Credential stuffing

Hackers take advantage of the fact that people reuse their passwords, so every big data breach is like hitting the jackpot for these fraudsters. They take the laundry list of stolen credentials and launch massive login attempts — with a 1-2 percent success rate. Once an account has been taken over, there are a number of ways a hacker can monetize the data they find, which may include exploitation of credit card information and personally identifiable information like driver’s license or social security numbers.
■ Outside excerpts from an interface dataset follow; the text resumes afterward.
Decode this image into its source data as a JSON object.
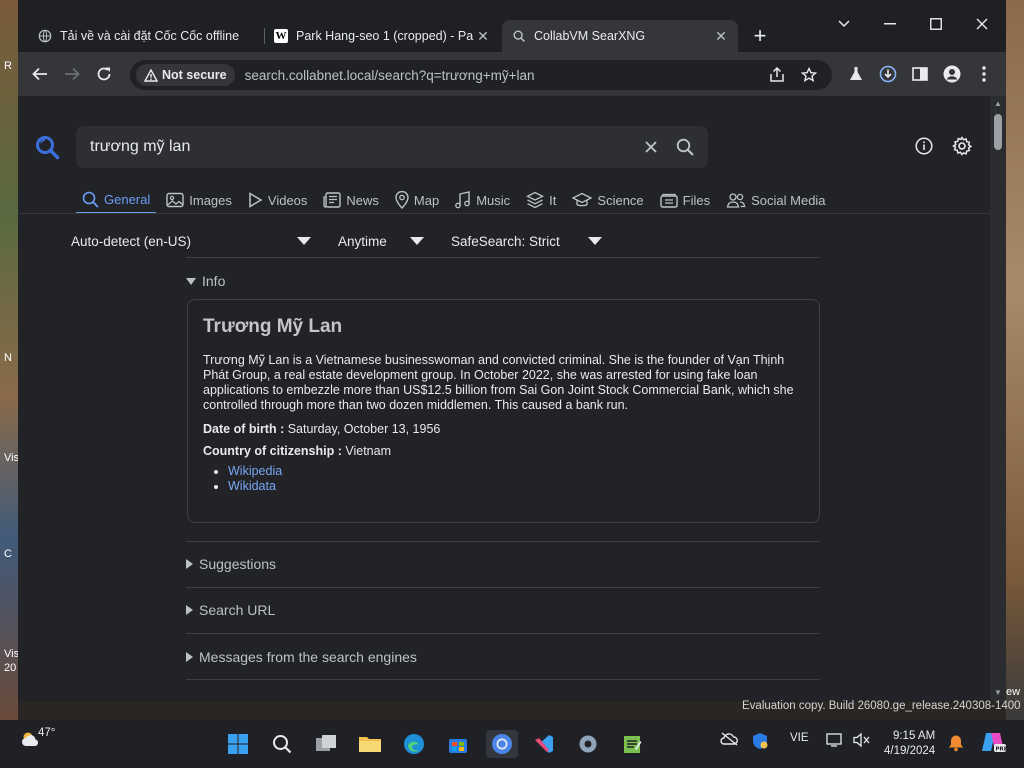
{
  "browser": {
    "tabs": [
      {
        "title": "Tải về và cài đặt Cốc Cốc offline",
        "active": false,
        "favicon": "globe-icon"
      },
      {
        "title": "Park Hang-seo 1 (cropped) - Pa",
        "active": false,
        "favicon": "wikipedia-icon"
      },
      {
        "title": "CollabVM SearXNG",
        "active": true,
        "favicon": "searxng-icon"
      }
    ],
    "security_badge": "Not secure",
    "url": "search.collabnet.local/search?q=trương+mỹ+lan"
  },
  "search": {
    "query": "trương mỹ lan",
    "categories": [
      {
        "label": "General",
        "icon": "search-icon",
        "active": true
      },
      {
        "label": "Images",
        "icon": "image-icon"
      },
      {
        "label": "Videos",
        "icon": "play-icon"
      },
      {
        "label": "News",
        "icon": "newspaper-icon"
      },
      {
        "label": "Map",
        "icon": "map-pin-icon"
      },
      {
        "label": "Music",
        "icon": "music-icon"
      },
      {
        "label": "It",
        "icon": "layers-icon"
      },
      {
        "label": "Science",
        "icon": "graduation-cap-icon"
      },
      {
        "label": "Files",
        "icon": "files-icon"
      },
      {
        "label": "Social Media",
        "icon": "people-icon"
      }
    ],
    "filters": {
      "language": "Auto-detect (en-US)",
      "time": "Anytime",
      "safesearch": "SafeSearch: Strict"
    }
  },
  "infobox": {
    "section_label": "Info",
    "title": "Trương Mỹ Lan",
    "description": "Trương Mỹ Lan is a Vietnamese businesswoman and convicted criminal. She is the founder of Vạn Thịnh Phát Group, a real estate development group. In October 2022, she was arrested for using fake loan applications to embezzle more than US$12.5 billion from Sai Gon Joint Stock Commercial Bank, which she controlled through more than two dozen middlemen. This caused a bank run.",
    "dob_label": "Date of birth : ",
    "dob_value": "Saturday, October 13, 1956",
    "country_label": "Country of citizenship : ",
    "country_value": "Vietnam",
    "links": [
      "Wikipedia",
      "Wikidata"
    ]
  },
  "sections": {
    "suggestions": "Suggestions",
    "search_url": "Search URL",
    "messages": "Messages from the search engines"
  },
  "desktop": {
    "watermark": "Evaluation copy. Build 26080.ge_release.240308-1400",
    "left_fragments": [
      "R",
      "N",
      "Vis",
      "C",
      "Vis",
      "20"
    ],
    "right_fragment": "ew"
  },
  "taskbar": {
    "weather_temp": "47°",
    "language": "VIE",
    "time": "9:15 AM",
    "date": "4/19/2024"
  }
}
In retail, nearly 30% of login POSTs are attributed to credential stuffing. This means one out of every three online login attempts is from a fraudster attempting to steal a user’s credentials. Credential stuffing is difficult to eliminate for a single retailer in isolation because criminals adapt to defensive measures quickly, often within 12 to 24 hours. Some of them operate like organized crime syndicates with technical capability and abundant resources, and are able to invest in rapid response techniques motivated by the high profit margin. Because of this, it is more effective to defend against credential stuffing as part of a network of allied retailers. Technology such as machine learning and artificial intelligence should also be leveraged to scale detect and deflect capabilities.

Gift card cracking

Gift card cracking occurs when criminals correctly guess a valid gift card number and PIN that has an available balance. At that point, the criminals either transfer the balance to a card they control, or sell the card on a site that will reimburse them with cash.

How does a criminal guess a valid gift card number? It’s simpler than you may think. Fraudsters can discover sequential patterns in gift cards by comparing the numbers on two or more gift cards that are available in plain sight in retail stores. Once they narrow down the subset of digits that they have to try, automated attempts are then launched against the Check Gift Card Balance endpoint. Automated traffic to check gift card balance endpoints can be up to 100 times greater than the amount of human traffic.

Or, fraudsters will discreetly photograph or write down gift…